- [Assigned task]: What lines in the following entries hold the word "icon"? Copy each one.
*** Opening Source records ***
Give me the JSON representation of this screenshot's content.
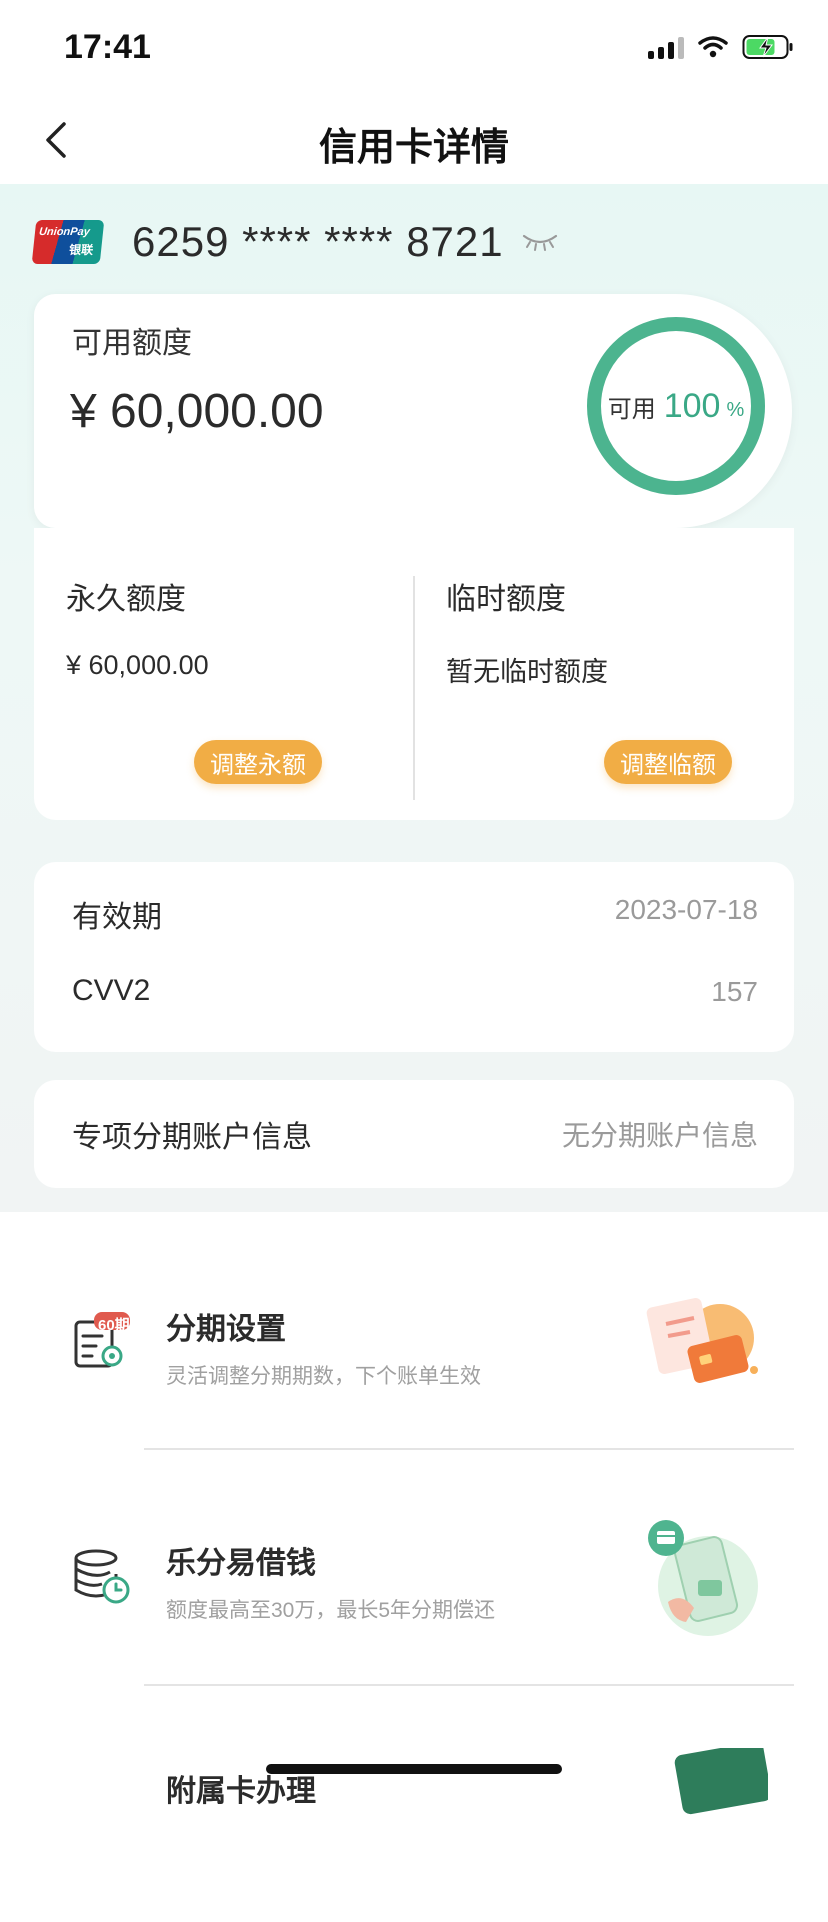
{
  "status_bar": {
    "time": "17:41"
  },
  "header": {
    "title": "信用卡详情"
  },
  "card": {
    "number": "6259 **** **** 8721",
    "brand": "UnionPay",
    "brand_cn": "银联"
  },
  "available_credit": {
    "label": "可用额度",
    "amount": "¥ 60,000.00",
    "ring_label": "可用",
    "ring_percent": "100",
    "ring_unit": "%",
    "percent_value": 100
  },
  "limits": {
    "permanent": {
      "title": "永久额度",
      "value": "¥ 60,000.00",
      "button": "调整永额"
    },
    "temporary": {
      "title": "临时额度",
      "value": "暂无临时额度",
      "button": "调整临额"
    }
  },
  "details": {
    "validity_label": "有效期",
    "validity_value": "2023-07-18",
    "cvv_label": "CVV2",
    "cvv_value": "157"
  },
  "installment_account": {
    "label": "专项分期账户信息",
    "value": "无分期账户信息"
  },
  "services": [
    {
      "title": "分期设置",
      "desc": "灵活调整分期期数，下个账单生效",
      "badge": "60期",
      "icon": "installment-settings-icon"
    },
    {
      "title": "乐分易借钱",
      "desc": "额度最高至30万，最长5年分期偿还",
      "icon": "loan-coins-icon"
    },
    {
      "title": "附属卡办理",
      "icon": "supplementary-card-icon"
    }
  ],
  "colors": {
    "accent_green": "#3aa886",
    "button_orange": "#f1ad45",
    "bg_mint": "#e7f7f4"
  }
}
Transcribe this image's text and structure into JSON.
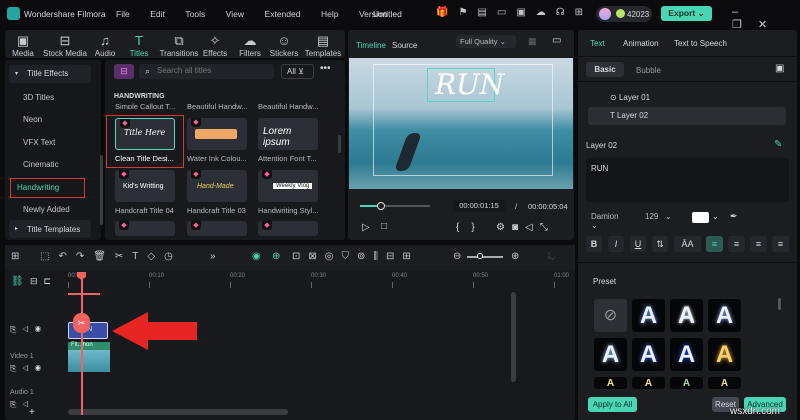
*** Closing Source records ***
- [Response to this task]:
      "icon": "installment-settings-icon"
      "icon": "loan-coins-icon"
      "icon": "supplementary-card-icon"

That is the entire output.